This time of year bull sales are on every single farm related flier.

The bulls are usually dirty tailed, which to me says ‘he’s been fed REAL GOOD!’ For the last—- who knows how long.

The buyers walking the aisles looking at each ones paperwork, and take little more than a glance at the bull in some cases.

The bulls head and neck is often clipped, and we can’t see if he had a curly head or not.

The bull often looks more like a fat steer, actually.

No fly control, no flies.

What about fly resistance? We can’t assess that till June, July, or August when the fly population in the bull pen out numbers the human population in the world! Or so it seems.

Then we dip our head down to take a look at his “seed factory” and of course it’s cold out so they are sucked up close to his body. Pretty hard to see if they are shaped well and symmetrical or not.

We should be able to expect a bull producer wouldn’t let something sub par into the sale, we’d hope!

How many of these bulls are little more than a “glorified steer” or a “cow settler”?

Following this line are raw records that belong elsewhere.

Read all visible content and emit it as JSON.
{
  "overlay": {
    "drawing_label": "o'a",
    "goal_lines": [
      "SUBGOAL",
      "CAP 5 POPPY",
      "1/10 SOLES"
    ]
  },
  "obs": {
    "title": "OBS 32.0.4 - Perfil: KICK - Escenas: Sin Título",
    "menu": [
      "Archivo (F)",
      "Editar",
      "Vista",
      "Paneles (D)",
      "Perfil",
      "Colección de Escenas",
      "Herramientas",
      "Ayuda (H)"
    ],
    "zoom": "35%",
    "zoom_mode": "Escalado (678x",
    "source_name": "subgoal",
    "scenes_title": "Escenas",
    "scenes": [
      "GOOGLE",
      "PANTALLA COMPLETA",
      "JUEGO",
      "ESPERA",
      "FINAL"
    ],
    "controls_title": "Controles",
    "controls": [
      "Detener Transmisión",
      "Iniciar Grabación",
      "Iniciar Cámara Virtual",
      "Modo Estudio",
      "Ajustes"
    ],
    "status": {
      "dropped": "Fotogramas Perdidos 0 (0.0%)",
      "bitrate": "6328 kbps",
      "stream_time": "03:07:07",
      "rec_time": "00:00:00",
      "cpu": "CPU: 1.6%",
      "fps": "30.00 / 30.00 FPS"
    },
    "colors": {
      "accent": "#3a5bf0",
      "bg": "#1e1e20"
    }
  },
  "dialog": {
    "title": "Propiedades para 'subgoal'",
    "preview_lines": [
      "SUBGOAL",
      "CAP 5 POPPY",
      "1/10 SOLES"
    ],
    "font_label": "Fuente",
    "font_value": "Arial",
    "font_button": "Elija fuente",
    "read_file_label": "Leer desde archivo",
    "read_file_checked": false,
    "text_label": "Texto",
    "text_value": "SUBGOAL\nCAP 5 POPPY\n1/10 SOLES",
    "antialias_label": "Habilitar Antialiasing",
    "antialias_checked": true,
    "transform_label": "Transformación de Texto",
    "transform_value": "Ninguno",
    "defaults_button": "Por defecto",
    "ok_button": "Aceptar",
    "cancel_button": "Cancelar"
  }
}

Then we get to the sale, take a seat, and get to the business of bidding.
What is a bull worth?
What’s a certain bull worth to me?

Maybe the cow herd the buyer has is 20 cows, maybe he has 50 cows.
The bigger herd may warrant 2 bulls, or a bigger budget for 1 good bull. So many variables!

My best advice is to make sure you buy a bull raised the same way you plan to keep your bull. Don’t try to “bond” with him, and do your homework before the sale.

Buying a good bull is worth the effort as his influence is 50% of every calf he produces. Where the cow only contributes 1 calf per year, your bull should be siring all of them.

If you have a pretty uniform herd, your calves should also be pretty uniform if you get the right bull.

If there’s a trait you want to add, or change, a single bull can sure do that!

2 year old bull
British White bull standing in green grass with blue sky
Bon Ashton at age 5, Same bull as previous photo!

People comment on how “deep” my bulls are. Yes, they are deep. No, we don’t pull calves from these bulls either. Maybe it’s our own cow selection and they are easy calving cows, or alternatively, the bulls are masculine and shorten gestation for vigorous calves to be born.

It’s hard to tell from photos, but LENGTH is an optical illusion! My deep bulls are as long as your “long” bulls, the difference is my bulls are deep chested. There’s a lot more red meat when the brisket is level with the knees vs only as deep as the elbow. It takes a longer tape measure to go around a U shapped brisket vs a V shaped one. A long rump matches a WIDE shouldered bull. Short rumps on bulls don’t make calving ease daughters! The more level the bull is from Brisket to Navel the better!

U Shaped Brisket. Straight wide front legs. Not quite as deep as the bull above.

Never underestimate the quality of the bulls produced and sold by Rolling Hills Cattle Company. We scrutinize things most people haven’t started selecting for yet. And we will keep working hard to be leaders in British White beef cattle genetics for the commercial cattlemen and the purebred breeders. If it’s not bull material, it’s beef!